Input records =>
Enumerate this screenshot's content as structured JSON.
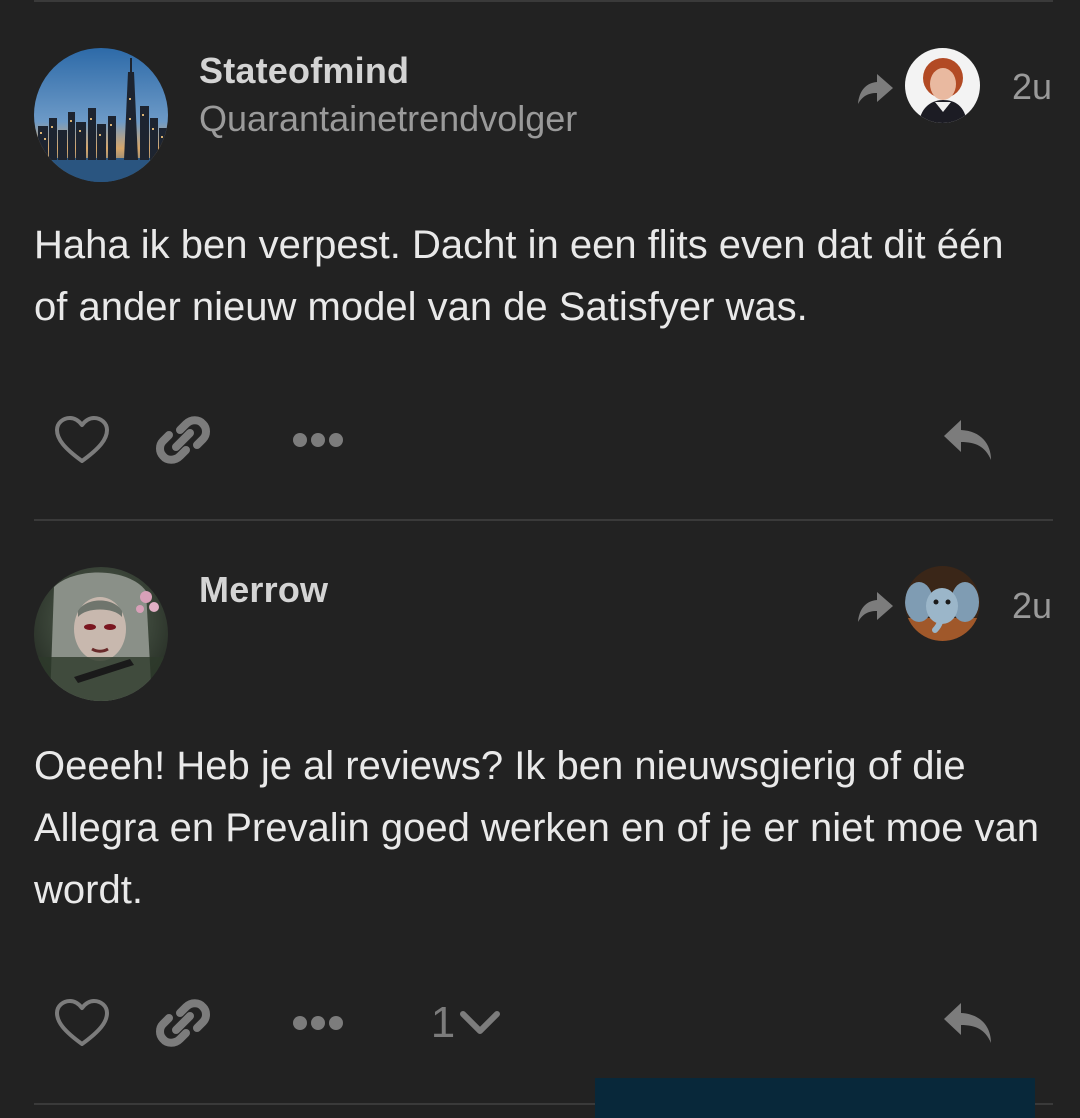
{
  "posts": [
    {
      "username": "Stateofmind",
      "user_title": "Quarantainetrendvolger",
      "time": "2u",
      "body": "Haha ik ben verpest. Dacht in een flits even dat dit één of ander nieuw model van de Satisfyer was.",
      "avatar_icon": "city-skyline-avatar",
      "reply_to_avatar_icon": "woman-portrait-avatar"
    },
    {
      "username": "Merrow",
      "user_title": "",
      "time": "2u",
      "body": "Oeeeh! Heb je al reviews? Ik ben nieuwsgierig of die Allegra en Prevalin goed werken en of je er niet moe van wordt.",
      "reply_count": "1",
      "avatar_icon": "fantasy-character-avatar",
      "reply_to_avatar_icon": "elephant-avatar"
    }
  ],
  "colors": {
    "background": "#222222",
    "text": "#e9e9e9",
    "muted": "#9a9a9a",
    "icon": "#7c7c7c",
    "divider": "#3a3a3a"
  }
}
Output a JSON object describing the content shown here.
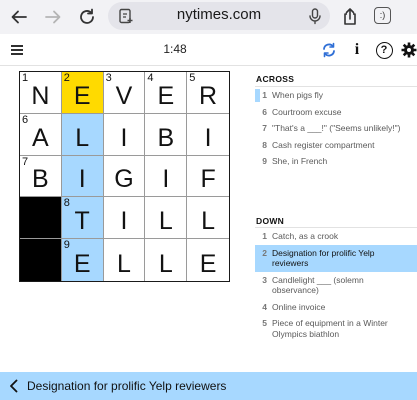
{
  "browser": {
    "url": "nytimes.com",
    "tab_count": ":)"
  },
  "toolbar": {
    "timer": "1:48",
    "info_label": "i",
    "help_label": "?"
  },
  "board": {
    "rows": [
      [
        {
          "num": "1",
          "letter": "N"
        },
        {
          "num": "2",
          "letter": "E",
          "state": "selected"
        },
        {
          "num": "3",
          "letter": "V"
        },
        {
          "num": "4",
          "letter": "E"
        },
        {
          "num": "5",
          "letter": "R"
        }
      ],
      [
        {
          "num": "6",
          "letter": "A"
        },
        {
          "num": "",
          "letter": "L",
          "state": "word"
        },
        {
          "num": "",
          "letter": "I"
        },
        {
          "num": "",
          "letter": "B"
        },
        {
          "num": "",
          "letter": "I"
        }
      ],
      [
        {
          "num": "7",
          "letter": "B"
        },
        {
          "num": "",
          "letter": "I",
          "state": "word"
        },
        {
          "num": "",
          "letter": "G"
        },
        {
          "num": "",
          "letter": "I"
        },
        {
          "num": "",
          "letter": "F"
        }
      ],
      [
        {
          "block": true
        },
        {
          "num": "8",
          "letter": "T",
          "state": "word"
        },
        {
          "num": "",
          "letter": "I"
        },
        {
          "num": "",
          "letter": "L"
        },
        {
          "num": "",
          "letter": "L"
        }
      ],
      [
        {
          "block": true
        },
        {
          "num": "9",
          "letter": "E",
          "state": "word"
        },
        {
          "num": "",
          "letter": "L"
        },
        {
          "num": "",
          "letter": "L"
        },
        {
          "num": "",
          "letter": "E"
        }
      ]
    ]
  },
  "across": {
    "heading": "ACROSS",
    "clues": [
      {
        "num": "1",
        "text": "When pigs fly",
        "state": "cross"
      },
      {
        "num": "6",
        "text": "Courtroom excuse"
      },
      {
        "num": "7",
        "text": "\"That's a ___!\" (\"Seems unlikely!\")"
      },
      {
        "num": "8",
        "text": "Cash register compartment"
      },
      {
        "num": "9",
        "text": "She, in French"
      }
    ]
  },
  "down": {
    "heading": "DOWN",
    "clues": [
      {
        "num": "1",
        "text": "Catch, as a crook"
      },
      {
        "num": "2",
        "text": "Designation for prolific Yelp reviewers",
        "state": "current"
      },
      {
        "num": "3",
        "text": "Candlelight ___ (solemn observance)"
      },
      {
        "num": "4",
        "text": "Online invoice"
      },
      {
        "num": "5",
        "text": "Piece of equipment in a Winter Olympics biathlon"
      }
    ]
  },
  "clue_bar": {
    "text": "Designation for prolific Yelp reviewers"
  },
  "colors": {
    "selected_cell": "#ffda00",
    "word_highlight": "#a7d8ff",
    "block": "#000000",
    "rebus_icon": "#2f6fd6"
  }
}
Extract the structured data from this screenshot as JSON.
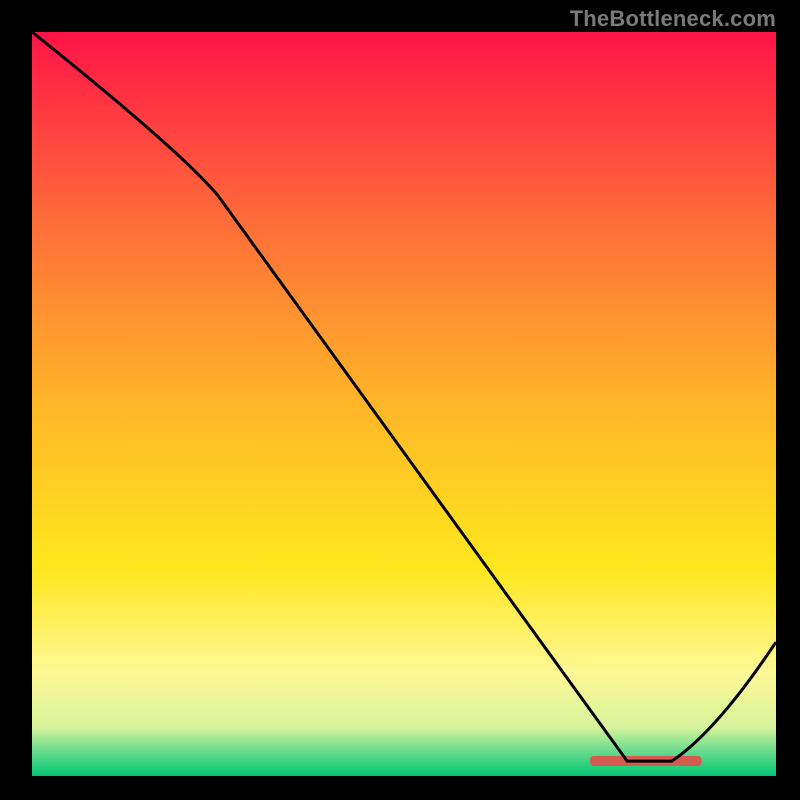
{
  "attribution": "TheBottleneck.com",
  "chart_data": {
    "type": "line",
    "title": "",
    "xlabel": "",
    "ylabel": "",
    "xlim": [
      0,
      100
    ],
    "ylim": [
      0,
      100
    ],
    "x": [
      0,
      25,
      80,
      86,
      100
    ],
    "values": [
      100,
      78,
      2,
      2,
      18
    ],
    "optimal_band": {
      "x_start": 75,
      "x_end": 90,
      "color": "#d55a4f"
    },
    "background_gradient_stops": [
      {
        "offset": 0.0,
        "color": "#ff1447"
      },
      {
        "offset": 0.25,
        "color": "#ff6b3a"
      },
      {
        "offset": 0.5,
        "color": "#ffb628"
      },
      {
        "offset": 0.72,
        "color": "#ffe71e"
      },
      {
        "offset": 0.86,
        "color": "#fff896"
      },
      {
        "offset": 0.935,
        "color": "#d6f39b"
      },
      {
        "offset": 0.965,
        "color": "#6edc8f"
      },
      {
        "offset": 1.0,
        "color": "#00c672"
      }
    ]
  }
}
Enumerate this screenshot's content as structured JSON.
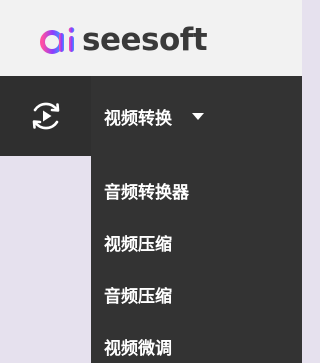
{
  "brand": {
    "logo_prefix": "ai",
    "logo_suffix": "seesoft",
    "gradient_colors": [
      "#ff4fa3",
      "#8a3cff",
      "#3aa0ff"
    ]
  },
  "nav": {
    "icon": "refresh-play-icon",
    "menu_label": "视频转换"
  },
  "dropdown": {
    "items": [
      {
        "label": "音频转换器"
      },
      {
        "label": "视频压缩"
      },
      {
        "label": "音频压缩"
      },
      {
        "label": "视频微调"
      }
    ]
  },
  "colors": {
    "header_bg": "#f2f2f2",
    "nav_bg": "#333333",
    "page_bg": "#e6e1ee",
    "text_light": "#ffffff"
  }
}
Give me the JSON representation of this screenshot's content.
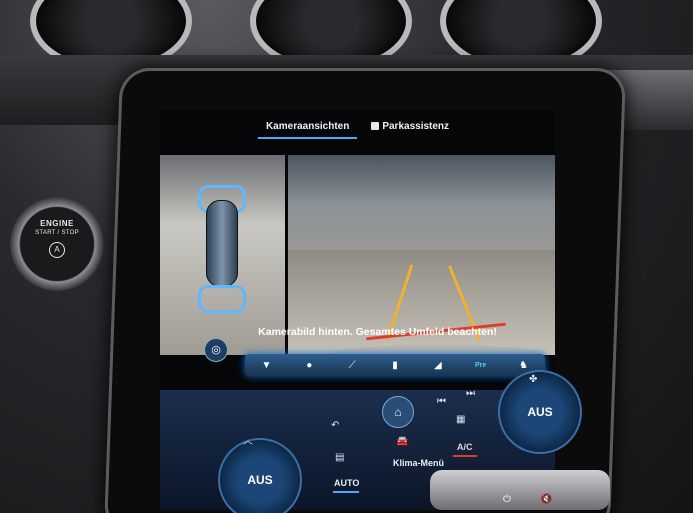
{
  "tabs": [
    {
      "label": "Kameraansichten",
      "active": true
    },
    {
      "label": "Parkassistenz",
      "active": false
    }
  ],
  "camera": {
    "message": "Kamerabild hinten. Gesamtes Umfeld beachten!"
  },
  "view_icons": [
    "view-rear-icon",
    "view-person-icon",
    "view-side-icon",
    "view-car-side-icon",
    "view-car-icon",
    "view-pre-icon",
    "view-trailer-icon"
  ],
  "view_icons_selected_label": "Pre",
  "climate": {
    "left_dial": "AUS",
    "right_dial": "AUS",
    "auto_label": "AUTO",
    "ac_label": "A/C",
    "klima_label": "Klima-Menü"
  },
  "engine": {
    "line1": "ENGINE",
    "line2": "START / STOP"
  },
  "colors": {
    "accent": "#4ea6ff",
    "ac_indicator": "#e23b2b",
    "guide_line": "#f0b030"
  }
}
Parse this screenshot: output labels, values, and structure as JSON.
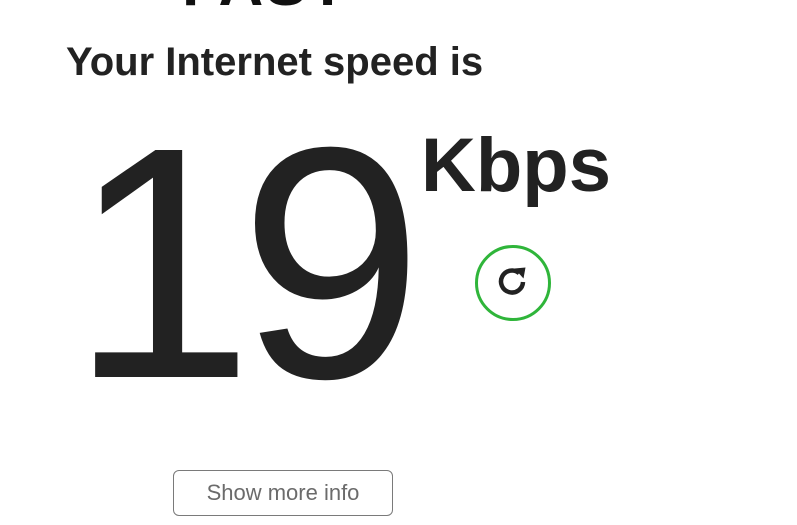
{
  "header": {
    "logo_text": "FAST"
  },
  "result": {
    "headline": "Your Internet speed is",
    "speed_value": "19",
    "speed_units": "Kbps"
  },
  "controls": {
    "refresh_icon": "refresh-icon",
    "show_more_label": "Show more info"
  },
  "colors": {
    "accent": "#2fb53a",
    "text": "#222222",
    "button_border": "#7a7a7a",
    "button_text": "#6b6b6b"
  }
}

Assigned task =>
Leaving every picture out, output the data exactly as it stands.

Answer below =>
Enumerate this screenshot's content as structured JSON.
{
  "posts": [
    {
      "username": "Stateofmind",
      "user_title": "Quarantainetrendvolger",
      "time": "2u",
      "body": "Haha ik ben verpest. Dacht in een flits even dat dit één of ander nieuw model van de Satisfyer was.",
      "avatar_icon": "city-skyline-avatar",
      "reply_to_avatar_icon": "woman-portrait-avatar"
    },
    {
      "username": "Merrow",
      "user_title": "",
      "time": "2u",
      "body": "Oeeeh! Heb je al reviews? Ik ben nieuwsgierig of die Allegra en Prevalin goed werken en of je er niet moe van wordt.",
      "reply_count": "1",
      "avatar_icon": "fantasy-character-avatar",
      "reply_to_avatar_icon": "elephant-avatar"
    }
  ],
  "colors": {
    "background": "#222222",
    "text": "#e9e9e9",
    "muted": "#9a9a9a",
    "icon": "#7c7c7c",
    "divider": "#3a3a3a"
  }
}
Output a JSON object describing the content shown here.
{
  "browser": {
    "url": "nytimes.com",
    "tab_count": ":)"
  },
  "toolbar": {
    "timer": "1:48",
    "info_label": "i",
    "help_label": "?"
  },
  "board": {
    "rows": [
      [
        {
          "num": "1",
          "letter": "N"
        },
        {
          "num": "2",
          "letter": "E",
          "state": "selected"
        },
        {
          "num": "3",
          "letter": "V"
        },
        {
          "num": "4",
          "letter": "E"
        },
        {
          "num": "5",
          "letter": "R"
        }
      ],
      [
        {
          "num": "6",
          "letter": "A"
        },
        {
          "num": "",
          "letter": "L",
          "state": "word"
        },
        {
          "num": "",
          "letter": "I"
        },
        {
          "num": "",
          "letter": "B"
        },
        {
          "num": "",
          "letter": "I"
        }
      ],
      [
        {
          "num": "7",
          "letter": "B"
        },
        {
          "num": "",
          "letter": "I",
          "state": "word"
        },
        {
          "num": "",
          "letter": "G"
        },
        {
          "num": "",
          "letter": "I"
        },
        {
          "num": "",
          "letter": "F"
        }
      ],
      [
        {
          "block": true
        },
        {
          "num": "8",
          "letter": "T",
          "state": "word"
        },
        {
          "num": "",
          "letter": "I"
        },
        {
          "num": "",
          "letter": "L"
        },
        {
          "num": "",
          "letter": "L"
        }
      ],
      [
        {
          "block": true
        },
        {
          "num": "9",
          "letter": "E",
          "state": "word"
        },
        {
          "num": "",
          "letter": "L"
        },
        {
          "num": "",
          "letter": "L"
        },
        {
          "num": "",
          "letter": "E"
        }
      ]
    ]
  },
  "across": {
    "heading": "ACROSS",
    "clues": [
      {
        "num": "1",
        "text": "When pigs fly",
        "state": "cross"
      },
      {
        "num": "6",
        "text": "Courtroom excuse"
      },
      {
        "num": "7",
        "text": "\"That's a ___!\" (\"Seems unlikely!\")"
      },
      {
        "num": "8",
        "text": "Cash register compartment"
      },
      {
        "num": "9",
        "text": "She, in French"
      }
    ]
  },
  "down": {
    "heading": "DOWN",
    "clues": [
      {
        "num": "1",
        "text": "Catch, as a crook"
      },
      {
        "num": "2",
        "text": "Designation for prolific Yelp reviewers",
        "state": "current"
      },
      {
        "num": "3",
        "text": "Candlelight ___ (solemn observance)"
      },
      {
        "num": "4",
        "text": "Online invoice"
      },
      {
        "num": "5",
        "text": "Piece of equipment in a Winter Olympics biathlon"
      }
    ]
  },
  "clue_bar": {
    "text": "Designation for prolific Yelp reviewers"
  },
  "colors": {
    "selected_cell": "#ffda00",
    "word_highlight": "#a7d8ff",
    "block": "#000000",
    "rebus_icon": "#2f6fd6"
  }
}
Extract the structured data from this screenshot as JSON.
{
  "attribution": "TheBottleneck.com",
  "chart_data": {
    "type": "line",
    "title": "",
    "xlabel": "",
    "ylabel": "",
    "xlim": [
      0,
      100
    ],
    "ylim": [
      0,
      100
    ],
    "x": [
      0,
      25,
      80,
      86,
      100
    ],
    "values": [
      100,
      78,
      2,
      2,
      18
    ],
    "optimal_band": {
      "x_start": 75,
      "x_end": 90,
      "color": "#d55a4f"
    },
    "background_gradient_stops": [
      {
        "offset": 0.0,
        "color": "#ff1447"
      },
      {
        "offset": 0.25,
        "color": "#ff6b3a"
      },
      {
        "offset": 0.5,
        "color": "#ffb628"
      },
      {
        "offset": 0.72,
        "color": "#ffe71e"
      },
      {
        "offset": 0.86,
        "color": "#fff896"
      },
      {
        "offset": 0.935,
        "color": "#d6f39b"
      },
      {
        "offset": 0.965,
        "color": "#6edc8f"
      },
      {
        "offset": 1.0,
        "color": "#00c672"
      }
    ]
  }
}
Enumerate this screenshot's content as structured JSON.
{
  "brand": {
    "logo_prefix": "ai",
    "logo_suffix": "seesoft",
    "gradient_colors": [
      "#ff4fa3",
      "#8a3cff",
      "#3aa0ff"
    ]
  },
  "nav": {
    "icon": "refresh-play-icon",
    "menu_label": "视频转换"
  },
  "dropdown": {
    "items": [
      {
        "label": "音频转换器"
      },
      {
        "label": "视频压缩"
      },
      {
        "label": "音频压缩"
      },
      {
        "label": "视频微调"
      }
    ]
  },
  "colors": {
    "header_bg": "#f2f2f2",
    "nav_bg": "#333333",
    "page_bg": "#e6e1ee",
    "text_light": "#ffffff"
  }
}
Give me the JSON representation of this screenshot's content.
{
  "tabs": [
    {
      "label": "Kameraansichten",
      "active": true
    },
    {
      "label": "Parkassistenz",
      "active": false
    }
  ],
  "camera": {
    "message": "Kamerabild hinten. Gesamtes Umfeld beachten!"
  },
  "view_icons": [
    "view-rear-icon",
    "view-person-icon",
    "view-side-icon",
    "view-car-side-icon",
    "view-car-icon",
    "view-pre-icon",
    "view-trailer-icon"
  ],
  "view_icons_selected_label": "Pre",
  "climate": {
    "left_dial": "AUS",
    "right_dial": "AUS",
    "auto_label": "AUTO",
    "ac_label": "A/C",
    "klima_label": "Klima-Menü"
  },
  "engine": {
    "line1": "ENGINE",
    "line2": "START / STOP"
  },
  "colors": {
    "accent": "#4ea6ff",
    "ac_indicator": "#e23b2b",
    "guide_line": "#f0b030"
  }
}
Parse this screenshot: output labels, values, and structure as JSON.
{
  "header": {
    "logo_text": "FAST"
  },
  "result": {
    "headline": "Your Internet speed is",
    "speed_value": "19",
    "speed_units": "Kbps"
  },
  "controls": {
    "refresh_icon": "refresh-icon",
    "show_more_label": "Show more info"
  },
  "colors": {
    "accent": "#2fb53a",
    "text": "#222222",
    "button_border": "#7a7a7a",
    "button_text": "#6b6b6b"
  }
}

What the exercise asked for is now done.